## TASK REQUIREMENTS
Your task is to copy every line below that contains the word "subtitle".
- Opening Delimiter -
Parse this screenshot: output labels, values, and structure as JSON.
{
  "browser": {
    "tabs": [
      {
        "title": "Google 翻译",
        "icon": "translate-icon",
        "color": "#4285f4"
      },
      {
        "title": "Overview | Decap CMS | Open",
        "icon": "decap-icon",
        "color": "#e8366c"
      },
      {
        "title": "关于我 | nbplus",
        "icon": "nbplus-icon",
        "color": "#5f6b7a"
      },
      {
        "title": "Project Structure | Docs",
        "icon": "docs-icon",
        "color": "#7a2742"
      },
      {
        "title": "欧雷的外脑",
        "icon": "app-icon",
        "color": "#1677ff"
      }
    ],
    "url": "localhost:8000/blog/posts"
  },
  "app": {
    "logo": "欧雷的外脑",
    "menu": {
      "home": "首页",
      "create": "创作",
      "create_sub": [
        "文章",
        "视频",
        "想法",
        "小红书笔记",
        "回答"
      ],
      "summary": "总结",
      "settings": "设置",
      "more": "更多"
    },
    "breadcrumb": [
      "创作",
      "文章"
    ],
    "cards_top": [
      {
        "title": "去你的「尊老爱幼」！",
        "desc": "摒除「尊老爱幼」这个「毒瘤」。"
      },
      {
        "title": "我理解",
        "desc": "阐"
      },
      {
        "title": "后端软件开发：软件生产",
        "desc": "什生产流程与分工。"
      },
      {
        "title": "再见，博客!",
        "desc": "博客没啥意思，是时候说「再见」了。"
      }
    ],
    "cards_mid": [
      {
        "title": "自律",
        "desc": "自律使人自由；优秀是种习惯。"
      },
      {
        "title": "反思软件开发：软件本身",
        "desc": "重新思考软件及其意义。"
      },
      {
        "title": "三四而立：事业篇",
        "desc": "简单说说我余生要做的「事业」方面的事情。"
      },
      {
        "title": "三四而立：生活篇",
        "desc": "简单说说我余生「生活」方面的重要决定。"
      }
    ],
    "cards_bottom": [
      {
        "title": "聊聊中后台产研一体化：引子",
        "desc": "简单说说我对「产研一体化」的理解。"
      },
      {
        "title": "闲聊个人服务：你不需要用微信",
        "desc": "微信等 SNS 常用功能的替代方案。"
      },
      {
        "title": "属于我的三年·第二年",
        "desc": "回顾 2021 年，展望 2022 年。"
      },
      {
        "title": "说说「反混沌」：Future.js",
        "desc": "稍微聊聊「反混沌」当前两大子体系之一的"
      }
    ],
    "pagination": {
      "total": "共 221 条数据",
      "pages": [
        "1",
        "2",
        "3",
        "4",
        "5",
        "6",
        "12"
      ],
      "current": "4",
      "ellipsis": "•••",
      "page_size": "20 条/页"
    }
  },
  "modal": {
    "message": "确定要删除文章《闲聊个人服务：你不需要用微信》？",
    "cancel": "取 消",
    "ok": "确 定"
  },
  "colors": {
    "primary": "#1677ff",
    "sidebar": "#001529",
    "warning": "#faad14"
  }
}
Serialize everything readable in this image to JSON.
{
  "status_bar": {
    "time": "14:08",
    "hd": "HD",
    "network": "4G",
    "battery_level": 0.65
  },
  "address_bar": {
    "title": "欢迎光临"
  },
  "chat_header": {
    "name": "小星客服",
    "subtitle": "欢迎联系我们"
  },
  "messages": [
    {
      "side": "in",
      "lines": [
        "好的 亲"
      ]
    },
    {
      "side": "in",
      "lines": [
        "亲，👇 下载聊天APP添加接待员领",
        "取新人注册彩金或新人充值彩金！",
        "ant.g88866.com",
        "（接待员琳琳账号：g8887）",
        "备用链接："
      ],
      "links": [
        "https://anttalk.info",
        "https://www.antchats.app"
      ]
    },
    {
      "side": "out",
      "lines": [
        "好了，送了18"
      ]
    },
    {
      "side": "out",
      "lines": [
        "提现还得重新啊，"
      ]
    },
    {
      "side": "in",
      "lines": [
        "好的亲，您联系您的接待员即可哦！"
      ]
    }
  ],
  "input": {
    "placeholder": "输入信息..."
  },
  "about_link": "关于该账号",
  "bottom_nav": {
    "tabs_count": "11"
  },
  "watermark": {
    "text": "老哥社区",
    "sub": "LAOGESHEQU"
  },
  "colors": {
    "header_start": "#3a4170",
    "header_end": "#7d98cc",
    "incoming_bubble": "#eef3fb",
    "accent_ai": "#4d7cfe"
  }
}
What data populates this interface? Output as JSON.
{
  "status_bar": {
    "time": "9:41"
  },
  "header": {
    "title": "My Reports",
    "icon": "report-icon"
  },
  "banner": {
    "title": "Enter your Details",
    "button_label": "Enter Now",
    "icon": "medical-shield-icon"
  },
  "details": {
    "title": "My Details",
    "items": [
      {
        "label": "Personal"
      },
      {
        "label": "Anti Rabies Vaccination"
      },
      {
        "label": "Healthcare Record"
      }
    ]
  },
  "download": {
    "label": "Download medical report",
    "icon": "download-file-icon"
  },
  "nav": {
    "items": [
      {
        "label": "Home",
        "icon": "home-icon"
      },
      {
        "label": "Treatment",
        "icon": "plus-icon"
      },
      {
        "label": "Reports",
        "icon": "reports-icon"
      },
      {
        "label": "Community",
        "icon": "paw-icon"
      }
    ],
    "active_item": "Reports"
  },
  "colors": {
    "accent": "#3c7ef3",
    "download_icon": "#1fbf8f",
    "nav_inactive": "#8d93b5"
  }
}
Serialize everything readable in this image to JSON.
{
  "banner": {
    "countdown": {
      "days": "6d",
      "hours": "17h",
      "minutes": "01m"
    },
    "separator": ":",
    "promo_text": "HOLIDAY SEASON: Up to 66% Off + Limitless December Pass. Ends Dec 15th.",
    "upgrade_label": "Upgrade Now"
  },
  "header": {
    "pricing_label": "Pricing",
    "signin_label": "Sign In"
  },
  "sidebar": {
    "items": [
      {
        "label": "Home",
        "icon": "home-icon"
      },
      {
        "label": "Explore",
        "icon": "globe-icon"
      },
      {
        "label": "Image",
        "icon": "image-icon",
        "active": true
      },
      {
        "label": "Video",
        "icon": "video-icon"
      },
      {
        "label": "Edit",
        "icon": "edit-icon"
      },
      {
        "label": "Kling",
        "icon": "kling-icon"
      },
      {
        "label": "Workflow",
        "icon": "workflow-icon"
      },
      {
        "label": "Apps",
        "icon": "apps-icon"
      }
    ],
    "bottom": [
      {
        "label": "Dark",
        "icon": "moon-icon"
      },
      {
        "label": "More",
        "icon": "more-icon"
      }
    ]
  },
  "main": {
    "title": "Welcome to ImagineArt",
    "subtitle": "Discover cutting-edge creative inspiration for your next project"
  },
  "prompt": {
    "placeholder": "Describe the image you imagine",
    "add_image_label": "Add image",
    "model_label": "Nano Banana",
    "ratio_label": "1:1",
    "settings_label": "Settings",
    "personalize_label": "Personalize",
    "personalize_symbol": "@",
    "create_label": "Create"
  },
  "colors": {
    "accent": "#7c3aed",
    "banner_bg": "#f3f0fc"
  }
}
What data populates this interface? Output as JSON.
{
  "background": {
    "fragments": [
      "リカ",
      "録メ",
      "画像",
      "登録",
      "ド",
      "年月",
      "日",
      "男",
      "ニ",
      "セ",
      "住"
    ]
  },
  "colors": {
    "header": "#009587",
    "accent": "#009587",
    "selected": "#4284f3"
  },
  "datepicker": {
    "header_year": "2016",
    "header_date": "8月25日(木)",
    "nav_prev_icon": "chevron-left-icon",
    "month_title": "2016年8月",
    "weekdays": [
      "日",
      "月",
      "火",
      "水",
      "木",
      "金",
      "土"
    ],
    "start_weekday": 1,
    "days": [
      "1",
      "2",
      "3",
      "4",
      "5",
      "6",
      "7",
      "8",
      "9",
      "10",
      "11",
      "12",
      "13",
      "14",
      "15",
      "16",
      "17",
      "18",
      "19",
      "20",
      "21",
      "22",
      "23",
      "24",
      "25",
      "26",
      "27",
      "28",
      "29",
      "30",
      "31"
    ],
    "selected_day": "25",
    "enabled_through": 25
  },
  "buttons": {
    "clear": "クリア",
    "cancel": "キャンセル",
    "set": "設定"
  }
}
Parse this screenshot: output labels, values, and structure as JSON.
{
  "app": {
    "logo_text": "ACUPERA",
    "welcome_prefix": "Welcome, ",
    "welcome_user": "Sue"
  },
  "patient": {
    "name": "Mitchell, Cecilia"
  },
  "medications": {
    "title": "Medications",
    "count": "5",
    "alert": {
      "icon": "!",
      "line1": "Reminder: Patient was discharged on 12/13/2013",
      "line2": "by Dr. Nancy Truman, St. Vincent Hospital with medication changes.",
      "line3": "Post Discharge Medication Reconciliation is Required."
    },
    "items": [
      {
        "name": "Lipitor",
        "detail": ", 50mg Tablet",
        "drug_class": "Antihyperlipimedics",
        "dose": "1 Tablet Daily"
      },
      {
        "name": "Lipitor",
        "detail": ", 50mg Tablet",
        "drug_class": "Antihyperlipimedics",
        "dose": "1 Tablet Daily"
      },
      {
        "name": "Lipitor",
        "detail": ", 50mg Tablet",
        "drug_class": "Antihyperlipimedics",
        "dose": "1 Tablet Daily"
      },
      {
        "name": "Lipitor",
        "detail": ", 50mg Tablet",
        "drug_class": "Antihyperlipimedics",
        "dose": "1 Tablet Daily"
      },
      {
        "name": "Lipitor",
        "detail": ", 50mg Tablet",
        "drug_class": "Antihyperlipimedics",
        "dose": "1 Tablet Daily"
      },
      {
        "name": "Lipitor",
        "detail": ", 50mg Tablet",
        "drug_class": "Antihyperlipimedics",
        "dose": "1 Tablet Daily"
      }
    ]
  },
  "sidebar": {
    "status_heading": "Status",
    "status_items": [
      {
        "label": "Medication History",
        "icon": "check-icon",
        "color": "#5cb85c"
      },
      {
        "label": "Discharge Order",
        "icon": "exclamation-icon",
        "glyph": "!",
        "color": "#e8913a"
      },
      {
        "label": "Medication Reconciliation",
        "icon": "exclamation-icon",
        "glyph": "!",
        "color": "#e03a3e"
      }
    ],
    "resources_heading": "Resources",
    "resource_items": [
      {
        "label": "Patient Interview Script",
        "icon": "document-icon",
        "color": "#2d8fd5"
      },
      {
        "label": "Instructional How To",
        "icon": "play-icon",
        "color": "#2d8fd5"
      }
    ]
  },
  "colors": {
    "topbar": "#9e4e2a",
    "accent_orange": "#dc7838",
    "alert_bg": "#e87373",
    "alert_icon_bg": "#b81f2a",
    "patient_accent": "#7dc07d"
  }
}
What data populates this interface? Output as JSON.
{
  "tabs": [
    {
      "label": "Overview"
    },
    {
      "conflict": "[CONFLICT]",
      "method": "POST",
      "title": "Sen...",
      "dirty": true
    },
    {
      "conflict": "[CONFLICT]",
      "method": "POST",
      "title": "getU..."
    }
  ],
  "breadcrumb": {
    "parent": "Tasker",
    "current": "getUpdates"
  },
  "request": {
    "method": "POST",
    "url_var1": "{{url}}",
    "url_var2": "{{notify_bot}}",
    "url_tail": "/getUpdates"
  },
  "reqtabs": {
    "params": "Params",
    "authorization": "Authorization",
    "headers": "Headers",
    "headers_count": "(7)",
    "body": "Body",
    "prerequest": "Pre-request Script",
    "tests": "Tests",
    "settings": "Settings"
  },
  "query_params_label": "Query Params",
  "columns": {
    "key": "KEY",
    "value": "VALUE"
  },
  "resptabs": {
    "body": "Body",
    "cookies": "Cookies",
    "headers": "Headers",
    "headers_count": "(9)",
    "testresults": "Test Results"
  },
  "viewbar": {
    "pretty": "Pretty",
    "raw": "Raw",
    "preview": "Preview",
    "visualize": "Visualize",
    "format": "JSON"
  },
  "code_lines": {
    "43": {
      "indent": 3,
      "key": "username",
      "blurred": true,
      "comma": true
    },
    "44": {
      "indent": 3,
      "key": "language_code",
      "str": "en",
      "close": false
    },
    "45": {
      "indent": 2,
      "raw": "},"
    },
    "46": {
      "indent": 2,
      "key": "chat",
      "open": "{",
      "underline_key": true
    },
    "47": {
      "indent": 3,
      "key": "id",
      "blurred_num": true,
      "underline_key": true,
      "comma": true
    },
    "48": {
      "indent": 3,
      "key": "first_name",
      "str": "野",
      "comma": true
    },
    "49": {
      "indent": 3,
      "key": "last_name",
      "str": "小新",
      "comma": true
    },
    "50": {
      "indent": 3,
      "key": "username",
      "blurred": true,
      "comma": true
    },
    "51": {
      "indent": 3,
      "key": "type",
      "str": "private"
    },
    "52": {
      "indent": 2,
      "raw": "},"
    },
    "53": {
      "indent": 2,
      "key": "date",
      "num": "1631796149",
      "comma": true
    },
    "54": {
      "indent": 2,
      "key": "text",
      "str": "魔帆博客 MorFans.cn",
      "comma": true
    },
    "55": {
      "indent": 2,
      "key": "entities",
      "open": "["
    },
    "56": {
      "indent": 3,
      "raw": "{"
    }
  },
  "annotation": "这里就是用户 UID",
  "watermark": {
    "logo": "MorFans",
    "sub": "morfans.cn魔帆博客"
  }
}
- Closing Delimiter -
## RESPONSE TO THIS TASK
    "subtitle": "欢迎联系我们"
    "subtitle": "Discover cutting-edge creative inspiration for your next project"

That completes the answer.